The Adjustment Bureau deals with some deeply philosophical issues in an entertaining and engaging narrative.
David Norris (Matt Damon) is on a fast track to political success when an episode from his past dashes his hopes. But then he meets the beautiful ballerina Elise (Emily Blunt) in a men’s bathroom and falls deeply in love with her. But their love is not meant to be. It is not part of the predetermined plan for David’s life and the Adjustment Bureau is brought in to get his life back on track. David is shocked to discover that the life he thought was his choice is, in fact, nothing more than a manipulation of events according to the plan mapped out for him by the “Chairman” of the Adjustment Bureau. Of course, David is not happy about his life being manipulated – especially when it means he is not supposed to be with Elise – the person who has, for the first time in 25 years, made him feel as though he is not alone. He tries to comply with the plan but finds his love for Elise overwhelming and he decides to take things into his own hands and assert his freedom of choice.
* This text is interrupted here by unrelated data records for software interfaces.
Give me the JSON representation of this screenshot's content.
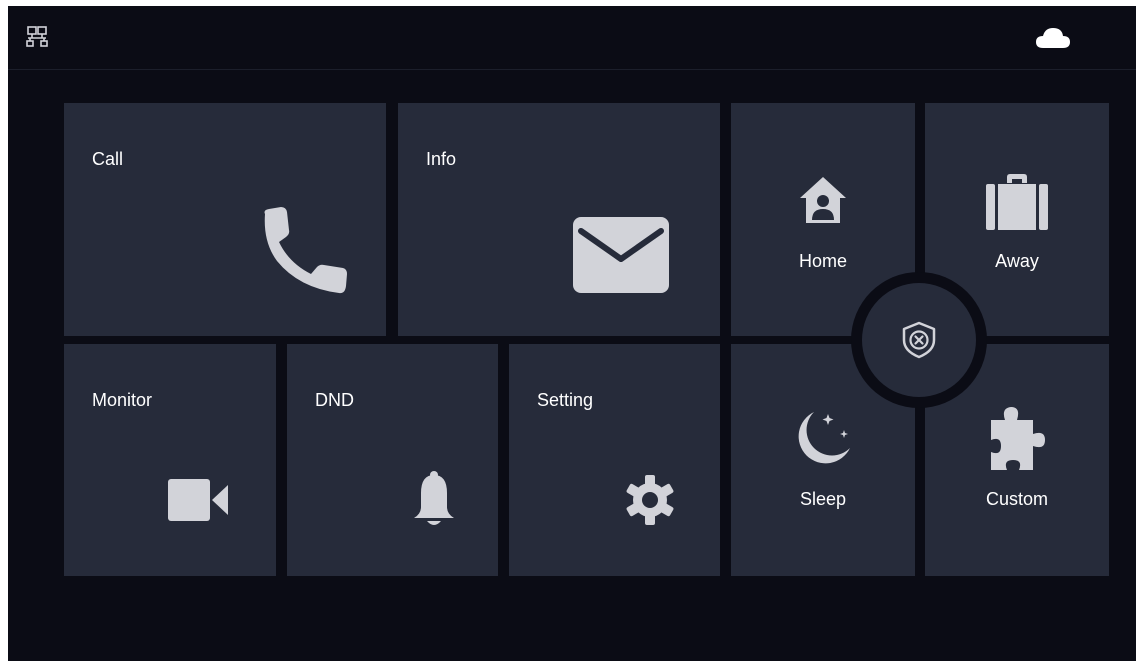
{
  "topbar": {
    "left_icon": "network-status-icon",
    "right_icon": "cloud-icon"
  },
  "tiles": {
    "call": {
      "label": "Call",
      "icon": "phone-icon"
    },
    "info": {
      "label": "Info",
      "icon": "envelope-icon"
    },
    "monitor": {
      "label": "Monitor",
      "icon": "video-camera-icon"
    },
    "dnd": {
      "label": "DND",
      "icon": "bell-icon"
    },
    "setting": {
      "label": "Setting",
      "icon": "gear-icon"
    }
  },
  "arm_modes": {
    "home": {
      "label": "Home",
      "icon": "home-person-icon"
    },
    "away": {
      "label": "Away",
      "icon": "suitcase-icon"
    },
    "sleep": {
      "label": "Sleep",
      "icon": "moon-icon"
    },
    "custom": {
      "label": "Custom",
      "icon": "puzzle-icon"
    },
    "disarm": {
      "icon": "shield-x-icon"
    }
  },
  "colors": {
    "background": "#0b0c15",
    "tile": "#262b3a",
    "icon": "#d2d3d9",
    "text": "#ffffff"
  }
}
Many Christians believe that God has a plan mapped out for everyone’s life and that God manipulates all events to bring about God’s purposes. Nothing occurs by chance. Whatever happens is as God wills it. Apart from this not being a biblical teaching, it is logically incoherent. And The Adjustment Bureau, while not explicitly mentioning God, pulls apart the implications of this naive view showing what would need to be happening behind the scenes if it was true. Others believe in some vague idea of Fate controlling things and the same implications apply.
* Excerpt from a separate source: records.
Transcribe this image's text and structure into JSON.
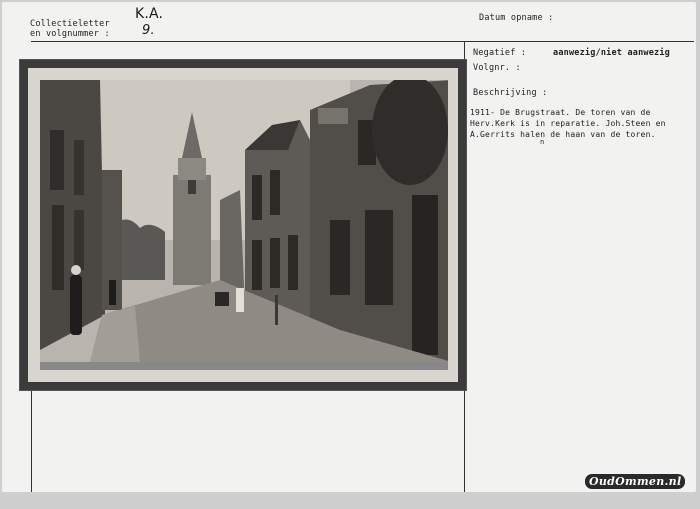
{
  "form": {
    "collectie_label_1": "Collectieletter",
    "collectie_label_2": "en volgnummer  :",
    "collectie_letter": "K.A.",
    "volgnummer": "9.",
    "datum_label": "Datum opname :",
    "negatief_label": "Negatief  :",
    "negatief_value": "aanwezig/niet aanwezig",
    "volgnr_label": "Volgnr.     :",
    "beschrijving_label": "Beschrijving :"
  },
  "description": {
    "line1": "1911- De Brugstraat. De toren van de",
    "line2": "Herv.Kerk is in reparatie. Joh.Steen en",
    "line3": "A.Gerrits halen de haan van de toren.",
    "correction_mark": "n"
  },
  "photo": {
    "subject": "street-photograph"
  },
  "watermark": {
    "text": "OudOmmen.nl"
  }
}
It must be said that the story itself is actually quite simple. And it may be that the story will be of more interest to those who have an interest in the philosophical and theological issues surrounding predestination and free will. Damon and Blunt do a good job of their roles with support from members of the Adjustment Bureau that could have been more impactful.
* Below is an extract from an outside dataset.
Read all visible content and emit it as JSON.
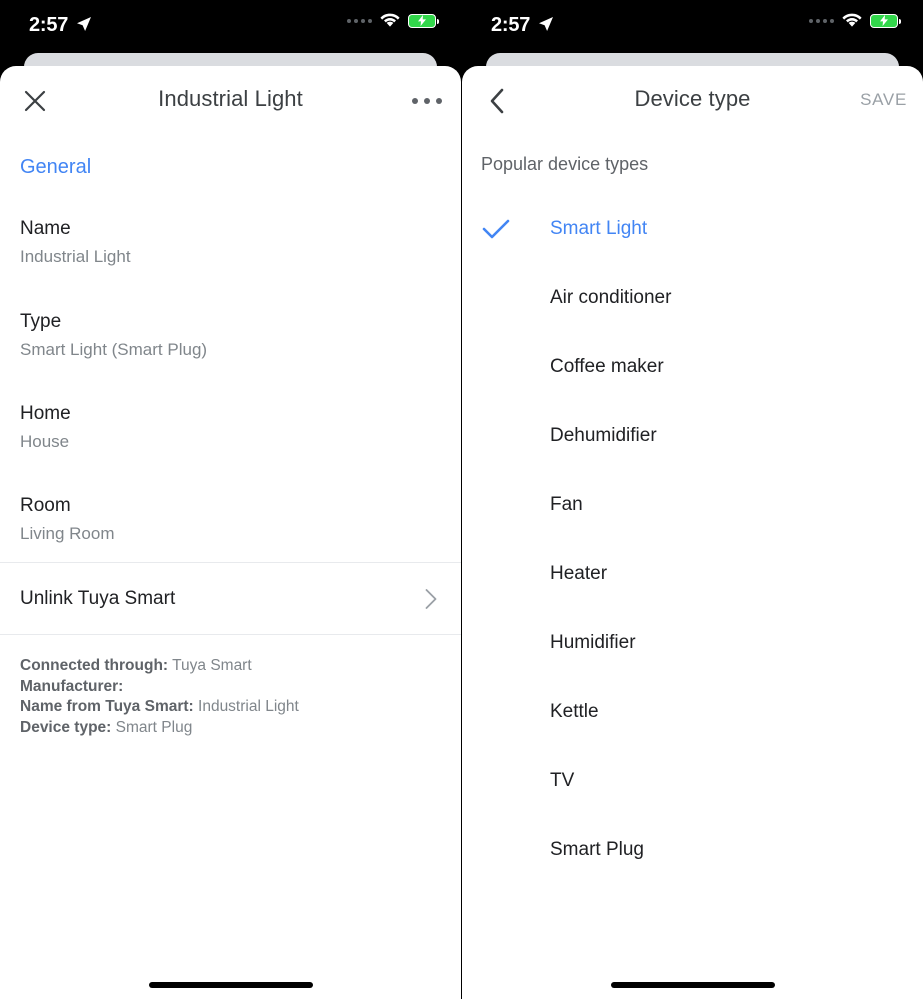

The end of the movie tends to collapse into an insipid assertion that we can have control over our lives by asserting freedom of choice – but that could have been more subtle leaving the viewer to come to these conclusions naturally. I personally like movies that leave me suspended in ambiguity rather than doing the thinking for me (consider, for example, Inception).
Overall, I found The Adjustment Bureau to be enjoyable, provocative, and contemporary. It has suspense, romance, and intrigue. Even those who do not come from a religious background of predestinarian thinking will benefit from the idea that we can take control of circumstances and assert our freedom of choice.
'An exhilarating balancing act, at once a science-fiction romp, a paranoid thriller and a philosophical treatise.’ – Calvin Wilson/St Louis Post Dispatch
'There's a startling moment 10 or 15 minutes into The Adjustment Bureau - the only time, really, when the film achieves any level of surprise. The dispiriting dullness of this dreary misfire hasn't had time to settle in and thicken: The movie hasn't yet revealed its utter and thorough ineptitude.’ – Rene Rodrigruez/Miami Herald
brief strong language, some sexuality and a violent image